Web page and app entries
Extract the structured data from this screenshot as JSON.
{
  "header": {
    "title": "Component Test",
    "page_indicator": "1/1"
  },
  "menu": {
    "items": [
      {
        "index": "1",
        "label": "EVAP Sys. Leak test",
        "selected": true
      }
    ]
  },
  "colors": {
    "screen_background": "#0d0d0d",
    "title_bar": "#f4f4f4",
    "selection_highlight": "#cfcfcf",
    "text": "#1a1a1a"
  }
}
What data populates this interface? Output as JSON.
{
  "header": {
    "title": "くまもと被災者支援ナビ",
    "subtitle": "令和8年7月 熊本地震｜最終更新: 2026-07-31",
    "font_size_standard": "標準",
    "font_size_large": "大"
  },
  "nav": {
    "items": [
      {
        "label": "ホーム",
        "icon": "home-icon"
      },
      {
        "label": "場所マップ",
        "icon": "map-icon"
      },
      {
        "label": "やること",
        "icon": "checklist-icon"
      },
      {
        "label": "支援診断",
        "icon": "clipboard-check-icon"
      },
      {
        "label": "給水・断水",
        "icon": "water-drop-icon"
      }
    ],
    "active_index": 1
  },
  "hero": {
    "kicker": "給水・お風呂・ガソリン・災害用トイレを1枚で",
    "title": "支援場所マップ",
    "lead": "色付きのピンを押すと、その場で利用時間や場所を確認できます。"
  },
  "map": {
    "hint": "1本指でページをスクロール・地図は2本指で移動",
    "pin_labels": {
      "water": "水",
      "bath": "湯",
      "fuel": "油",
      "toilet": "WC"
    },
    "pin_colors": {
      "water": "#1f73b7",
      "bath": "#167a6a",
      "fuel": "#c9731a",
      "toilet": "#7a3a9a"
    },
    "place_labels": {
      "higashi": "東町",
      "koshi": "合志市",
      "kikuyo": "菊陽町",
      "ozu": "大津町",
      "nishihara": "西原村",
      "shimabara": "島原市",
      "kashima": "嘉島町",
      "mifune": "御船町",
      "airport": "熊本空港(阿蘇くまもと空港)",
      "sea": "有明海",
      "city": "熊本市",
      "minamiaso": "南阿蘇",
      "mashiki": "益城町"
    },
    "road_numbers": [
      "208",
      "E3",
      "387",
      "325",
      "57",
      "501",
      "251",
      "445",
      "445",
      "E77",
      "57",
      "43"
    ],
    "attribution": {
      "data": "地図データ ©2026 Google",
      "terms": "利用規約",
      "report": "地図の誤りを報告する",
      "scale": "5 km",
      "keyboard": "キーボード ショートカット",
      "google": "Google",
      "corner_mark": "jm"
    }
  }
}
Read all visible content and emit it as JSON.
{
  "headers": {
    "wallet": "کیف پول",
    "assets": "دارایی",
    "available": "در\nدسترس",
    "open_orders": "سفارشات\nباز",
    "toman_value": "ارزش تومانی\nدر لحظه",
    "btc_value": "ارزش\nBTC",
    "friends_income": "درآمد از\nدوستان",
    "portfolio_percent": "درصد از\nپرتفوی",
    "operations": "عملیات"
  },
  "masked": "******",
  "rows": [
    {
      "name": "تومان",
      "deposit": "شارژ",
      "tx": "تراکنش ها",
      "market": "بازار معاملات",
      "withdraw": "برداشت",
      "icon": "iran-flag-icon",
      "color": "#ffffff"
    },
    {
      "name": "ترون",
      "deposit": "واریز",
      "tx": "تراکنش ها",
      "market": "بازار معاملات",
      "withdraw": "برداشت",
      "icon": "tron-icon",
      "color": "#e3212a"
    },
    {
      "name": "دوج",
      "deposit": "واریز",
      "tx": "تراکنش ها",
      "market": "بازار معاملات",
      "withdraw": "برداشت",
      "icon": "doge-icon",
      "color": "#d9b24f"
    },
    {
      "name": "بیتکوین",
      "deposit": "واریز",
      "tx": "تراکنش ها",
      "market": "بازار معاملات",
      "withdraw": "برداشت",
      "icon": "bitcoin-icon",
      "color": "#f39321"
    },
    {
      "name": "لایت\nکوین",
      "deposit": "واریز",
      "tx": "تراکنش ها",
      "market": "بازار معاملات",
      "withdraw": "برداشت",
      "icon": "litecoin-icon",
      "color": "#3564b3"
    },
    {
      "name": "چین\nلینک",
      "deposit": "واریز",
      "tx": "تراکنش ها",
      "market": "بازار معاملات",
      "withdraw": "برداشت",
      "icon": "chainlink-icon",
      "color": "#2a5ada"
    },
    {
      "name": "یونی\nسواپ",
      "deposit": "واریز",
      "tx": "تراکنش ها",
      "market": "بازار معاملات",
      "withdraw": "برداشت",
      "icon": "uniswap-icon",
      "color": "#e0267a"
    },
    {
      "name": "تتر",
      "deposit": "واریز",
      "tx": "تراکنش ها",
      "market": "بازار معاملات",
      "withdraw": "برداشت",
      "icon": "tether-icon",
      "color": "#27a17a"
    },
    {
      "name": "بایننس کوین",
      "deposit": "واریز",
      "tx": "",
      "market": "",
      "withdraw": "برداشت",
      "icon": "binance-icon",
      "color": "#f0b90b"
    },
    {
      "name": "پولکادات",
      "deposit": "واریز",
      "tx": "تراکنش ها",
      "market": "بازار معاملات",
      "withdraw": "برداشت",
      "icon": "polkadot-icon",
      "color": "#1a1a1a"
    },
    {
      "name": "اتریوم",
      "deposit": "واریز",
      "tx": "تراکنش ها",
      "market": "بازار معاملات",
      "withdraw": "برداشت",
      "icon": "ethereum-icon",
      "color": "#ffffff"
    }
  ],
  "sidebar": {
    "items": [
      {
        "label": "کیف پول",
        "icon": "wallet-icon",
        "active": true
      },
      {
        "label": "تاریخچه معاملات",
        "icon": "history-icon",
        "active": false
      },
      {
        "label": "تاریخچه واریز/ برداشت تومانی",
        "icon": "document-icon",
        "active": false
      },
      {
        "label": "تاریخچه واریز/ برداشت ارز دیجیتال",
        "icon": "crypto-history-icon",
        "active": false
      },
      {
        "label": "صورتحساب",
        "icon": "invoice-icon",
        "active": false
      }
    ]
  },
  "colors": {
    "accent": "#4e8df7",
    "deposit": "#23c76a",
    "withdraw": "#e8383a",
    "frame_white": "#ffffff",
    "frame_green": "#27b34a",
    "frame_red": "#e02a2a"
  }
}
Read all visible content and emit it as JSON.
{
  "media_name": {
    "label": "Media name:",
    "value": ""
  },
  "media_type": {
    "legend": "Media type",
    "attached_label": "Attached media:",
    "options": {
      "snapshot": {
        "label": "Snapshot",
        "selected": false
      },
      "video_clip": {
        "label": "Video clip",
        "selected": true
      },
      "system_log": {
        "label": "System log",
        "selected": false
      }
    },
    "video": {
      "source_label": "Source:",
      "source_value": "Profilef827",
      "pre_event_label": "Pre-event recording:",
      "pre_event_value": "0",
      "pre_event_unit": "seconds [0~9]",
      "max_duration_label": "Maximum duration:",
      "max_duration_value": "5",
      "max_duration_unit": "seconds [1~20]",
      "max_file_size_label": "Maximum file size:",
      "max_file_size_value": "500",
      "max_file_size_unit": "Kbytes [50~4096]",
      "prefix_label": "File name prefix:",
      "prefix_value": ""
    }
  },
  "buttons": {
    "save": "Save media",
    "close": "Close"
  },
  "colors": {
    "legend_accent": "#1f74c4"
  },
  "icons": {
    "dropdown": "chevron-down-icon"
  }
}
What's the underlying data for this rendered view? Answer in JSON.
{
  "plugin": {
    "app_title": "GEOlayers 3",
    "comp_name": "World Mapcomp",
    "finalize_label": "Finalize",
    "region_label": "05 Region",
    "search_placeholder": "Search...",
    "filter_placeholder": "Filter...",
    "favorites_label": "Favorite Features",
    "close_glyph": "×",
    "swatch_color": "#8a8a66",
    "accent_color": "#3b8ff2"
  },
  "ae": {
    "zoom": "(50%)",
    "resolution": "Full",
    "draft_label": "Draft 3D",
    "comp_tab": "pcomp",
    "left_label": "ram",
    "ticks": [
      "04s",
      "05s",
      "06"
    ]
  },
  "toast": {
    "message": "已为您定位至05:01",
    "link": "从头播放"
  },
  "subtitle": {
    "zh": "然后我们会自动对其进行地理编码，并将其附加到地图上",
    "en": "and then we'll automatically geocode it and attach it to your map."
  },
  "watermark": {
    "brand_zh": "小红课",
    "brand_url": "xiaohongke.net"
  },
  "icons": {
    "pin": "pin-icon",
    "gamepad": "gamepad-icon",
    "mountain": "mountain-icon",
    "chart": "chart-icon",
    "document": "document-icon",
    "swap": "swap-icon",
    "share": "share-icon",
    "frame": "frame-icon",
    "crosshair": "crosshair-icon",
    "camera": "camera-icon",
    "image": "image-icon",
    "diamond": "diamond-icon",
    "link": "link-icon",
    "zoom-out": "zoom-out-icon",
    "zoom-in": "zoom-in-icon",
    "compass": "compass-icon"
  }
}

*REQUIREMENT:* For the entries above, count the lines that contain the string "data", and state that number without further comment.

*TASK RESPONSE:* 4